[TASK TO COMPLETE]
Pick out all lines of the entries that include the word "para" and copy them.
** Opening RECORDS SHOWN block **
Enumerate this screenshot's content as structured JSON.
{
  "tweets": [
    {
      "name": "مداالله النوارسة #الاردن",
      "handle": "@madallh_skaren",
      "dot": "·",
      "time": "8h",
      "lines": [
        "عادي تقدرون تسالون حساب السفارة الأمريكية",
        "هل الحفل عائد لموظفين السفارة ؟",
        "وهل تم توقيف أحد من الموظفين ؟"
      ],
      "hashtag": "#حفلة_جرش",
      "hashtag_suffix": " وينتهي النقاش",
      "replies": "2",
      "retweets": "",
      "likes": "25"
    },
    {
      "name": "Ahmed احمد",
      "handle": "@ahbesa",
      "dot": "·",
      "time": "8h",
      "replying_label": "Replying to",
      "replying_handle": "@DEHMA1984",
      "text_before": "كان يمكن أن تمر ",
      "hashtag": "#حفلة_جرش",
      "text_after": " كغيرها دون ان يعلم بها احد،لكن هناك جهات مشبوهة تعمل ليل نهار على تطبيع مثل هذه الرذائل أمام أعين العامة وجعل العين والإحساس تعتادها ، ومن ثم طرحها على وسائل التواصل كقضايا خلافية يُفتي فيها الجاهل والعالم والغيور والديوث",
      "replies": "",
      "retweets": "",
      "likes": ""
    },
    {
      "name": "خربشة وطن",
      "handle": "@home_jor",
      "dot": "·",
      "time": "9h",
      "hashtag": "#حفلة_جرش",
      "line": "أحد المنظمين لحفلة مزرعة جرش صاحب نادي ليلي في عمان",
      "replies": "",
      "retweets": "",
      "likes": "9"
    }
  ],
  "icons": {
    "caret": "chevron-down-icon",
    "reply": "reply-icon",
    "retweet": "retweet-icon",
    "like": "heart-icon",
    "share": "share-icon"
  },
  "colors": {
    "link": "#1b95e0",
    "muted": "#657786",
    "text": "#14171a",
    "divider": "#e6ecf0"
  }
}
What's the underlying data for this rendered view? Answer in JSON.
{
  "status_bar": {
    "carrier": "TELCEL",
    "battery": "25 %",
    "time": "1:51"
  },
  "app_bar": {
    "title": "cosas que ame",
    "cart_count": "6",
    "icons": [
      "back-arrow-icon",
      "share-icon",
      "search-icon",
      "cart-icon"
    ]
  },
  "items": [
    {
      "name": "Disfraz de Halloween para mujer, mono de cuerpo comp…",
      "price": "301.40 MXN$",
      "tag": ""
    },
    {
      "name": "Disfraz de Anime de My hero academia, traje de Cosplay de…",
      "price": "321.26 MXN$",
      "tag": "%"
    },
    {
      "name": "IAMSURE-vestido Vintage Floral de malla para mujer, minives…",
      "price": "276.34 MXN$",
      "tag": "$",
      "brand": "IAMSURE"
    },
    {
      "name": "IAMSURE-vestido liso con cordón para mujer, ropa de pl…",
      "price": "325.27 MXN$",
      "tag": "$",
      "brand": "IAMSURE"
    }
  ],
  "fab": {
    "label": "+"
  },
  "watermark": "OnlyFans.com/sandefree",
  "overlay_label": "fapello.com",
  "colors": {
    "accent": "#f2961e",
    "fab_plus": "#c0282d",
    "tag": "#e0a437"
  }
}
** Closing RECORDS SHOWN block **
[TASK RESULT]
      "name": "Disfraz de Halloween para mujer, mono de cuerpo comp…",
      "name": "IAMSURE-vestido Vintage Floral de malla para mujer, minives…",
      "name": "IAMSURE-vestido liso con cordón para mujer, ropa de pl…",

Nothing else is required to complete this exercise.